■ Task item
Among the entries below, find the lines holding "deadline" and copy them.

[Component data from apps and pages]
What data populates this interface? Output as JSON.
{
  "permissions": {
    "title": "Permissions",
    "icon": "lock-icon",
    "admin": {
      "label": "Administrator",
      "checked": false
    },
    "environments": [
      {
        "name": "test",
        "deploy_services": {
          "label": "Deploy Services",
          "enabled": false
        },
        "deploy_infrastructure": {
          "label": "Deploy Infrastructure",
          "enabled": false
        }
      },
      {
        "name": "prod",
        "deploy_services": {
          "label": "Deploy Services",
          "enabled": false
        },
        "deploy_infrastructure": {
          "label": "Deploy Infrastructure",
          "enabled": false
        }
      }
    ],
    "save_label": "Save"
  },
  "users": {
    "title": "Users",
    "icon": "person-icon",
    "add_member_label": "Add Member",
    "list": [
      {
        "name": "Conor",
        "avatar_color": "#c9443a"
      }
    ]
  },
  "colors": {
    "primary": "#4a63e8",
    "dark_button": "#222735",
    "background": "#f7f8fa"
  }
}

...

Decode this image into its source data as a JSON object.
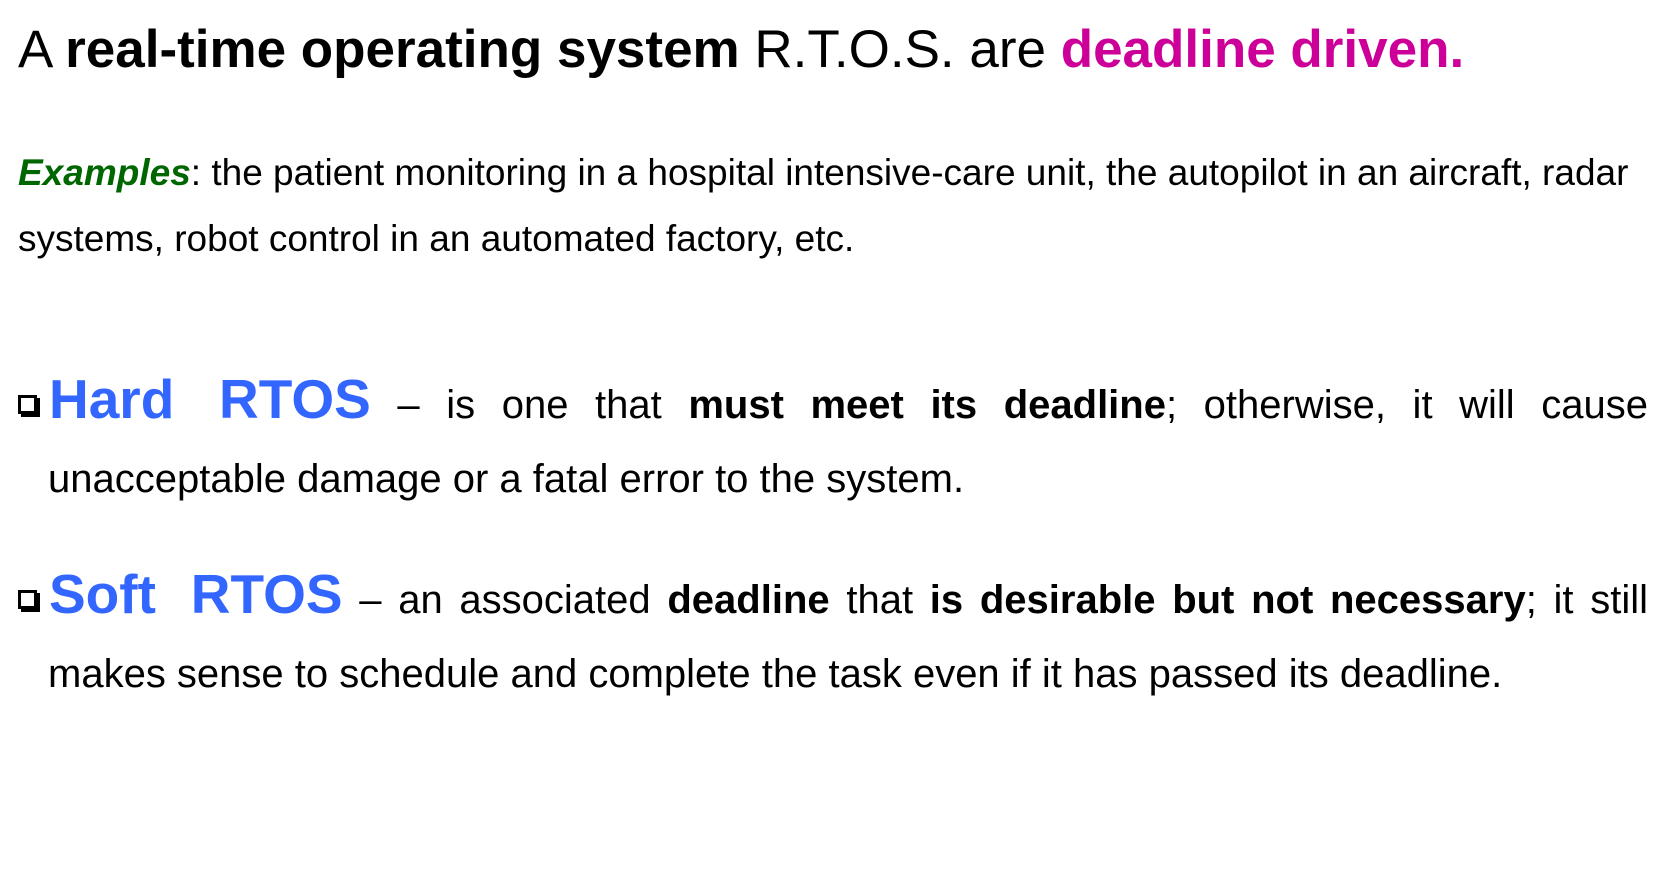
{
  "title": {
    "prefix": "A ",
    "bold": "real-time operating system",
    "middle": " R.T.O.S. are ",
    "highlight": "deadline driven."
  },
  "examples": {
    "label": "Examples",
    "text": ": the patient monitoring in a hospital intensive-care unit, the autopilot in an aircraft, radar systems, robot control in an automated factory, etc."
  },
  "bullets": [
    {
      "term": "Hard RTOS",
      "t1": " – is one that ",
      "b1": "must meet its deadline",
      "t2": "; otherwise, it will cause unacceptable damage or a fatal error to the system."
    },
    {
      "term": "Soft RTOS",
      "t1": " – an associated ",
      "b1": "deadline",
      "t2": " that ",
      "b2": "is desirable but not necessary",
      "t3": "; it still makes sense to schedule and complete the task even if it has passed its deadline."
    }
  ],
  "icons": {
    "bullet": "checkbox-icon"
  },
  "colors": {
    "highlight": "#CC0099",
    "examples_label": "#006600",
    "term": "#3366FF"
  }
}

■ Solved problem
    "highlight": "deadline driven."
      "b1": "must meet its deadline",
      "b1": "deadline",
      "t3": "; it still makes sense to schedule and complete the task even if it has passed its deadline."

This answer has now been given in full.